-- WHAT THE TASK REQUIRES --
Go through the entries one line at a time, and gather every line that has the word "data".

════════════════════

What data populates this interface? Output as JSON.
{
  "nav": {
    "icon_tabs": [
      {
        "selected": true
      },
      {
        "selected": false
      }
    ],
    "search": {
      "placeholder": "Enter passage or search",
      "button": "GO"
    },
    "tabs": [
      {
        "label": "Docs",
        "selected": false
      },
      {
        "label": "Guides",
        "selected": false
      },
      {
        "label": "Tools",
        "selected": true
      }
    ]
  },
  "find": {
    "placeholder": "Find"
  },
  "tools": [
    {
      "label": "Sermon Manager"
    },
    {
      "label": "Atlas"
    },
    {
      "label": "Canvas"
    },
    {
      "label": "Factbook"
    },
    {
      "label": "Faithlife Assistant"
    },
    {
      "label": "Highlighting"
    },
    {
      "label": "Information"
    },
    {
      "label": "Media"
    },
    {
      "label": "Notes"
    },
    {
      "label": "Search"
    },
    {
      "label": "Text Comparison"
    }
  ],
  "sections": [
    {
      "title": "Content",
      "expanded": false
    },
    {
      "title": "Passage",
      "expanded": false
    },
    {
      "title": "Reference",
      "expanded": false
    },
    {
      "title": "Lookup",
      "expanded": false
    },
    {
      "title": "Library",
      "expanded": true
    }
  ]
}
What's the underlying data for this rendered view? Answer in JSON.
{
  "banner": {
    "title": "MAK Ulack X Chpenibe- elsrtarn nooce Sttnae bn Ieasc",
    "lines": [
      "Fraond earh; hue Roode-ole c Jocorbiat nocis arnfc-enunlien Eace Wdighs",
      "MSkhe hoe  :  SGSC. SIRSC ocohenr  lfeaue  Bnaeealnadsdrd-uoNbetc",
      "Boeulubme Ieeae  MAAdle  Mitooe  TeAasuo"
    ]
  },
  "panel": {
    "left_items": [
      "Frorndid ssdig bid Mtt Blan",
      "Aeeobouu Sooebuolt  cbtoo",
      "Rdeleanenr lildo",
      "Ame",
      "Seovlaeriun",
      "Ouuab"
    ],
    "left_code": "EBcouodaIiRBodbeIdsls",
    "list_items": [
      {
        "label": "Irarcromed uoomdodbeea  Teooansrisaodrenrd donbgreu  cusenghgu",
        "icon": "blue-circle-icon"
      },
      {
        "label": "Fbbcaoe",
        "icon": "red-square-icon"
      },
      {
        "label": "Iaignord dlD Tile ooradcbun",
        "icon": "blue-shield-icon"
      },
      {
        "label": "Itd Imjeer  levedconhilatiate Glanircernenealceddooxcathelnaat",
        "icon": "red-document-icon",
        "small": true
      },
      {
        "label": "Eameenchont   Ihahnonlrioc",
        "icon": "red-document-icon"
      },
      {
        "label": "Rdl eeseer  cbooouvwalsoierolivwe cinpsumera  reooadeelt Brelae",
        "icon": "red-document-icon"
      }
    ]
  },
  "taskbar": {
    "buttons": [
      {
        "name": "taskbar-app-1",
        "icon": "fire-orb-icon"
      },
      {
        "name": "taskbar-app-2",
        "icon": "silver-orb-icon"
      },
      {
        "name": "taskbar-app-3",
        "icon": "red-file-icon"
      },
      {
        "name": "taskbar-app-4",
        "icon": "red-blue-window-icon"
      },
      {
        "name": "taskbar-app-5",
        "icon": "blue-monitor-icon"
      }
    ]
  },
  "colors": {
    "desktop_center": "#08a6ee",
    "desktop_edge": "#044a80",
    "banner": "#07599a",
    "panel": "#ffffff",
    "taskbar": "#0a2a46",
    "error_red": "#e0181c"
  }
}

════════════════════

-- RESPONSE TO THIS TASK --
What data populates this interface? Output as JSON.
What's the underlying data for this rendered view? Answer in JSON.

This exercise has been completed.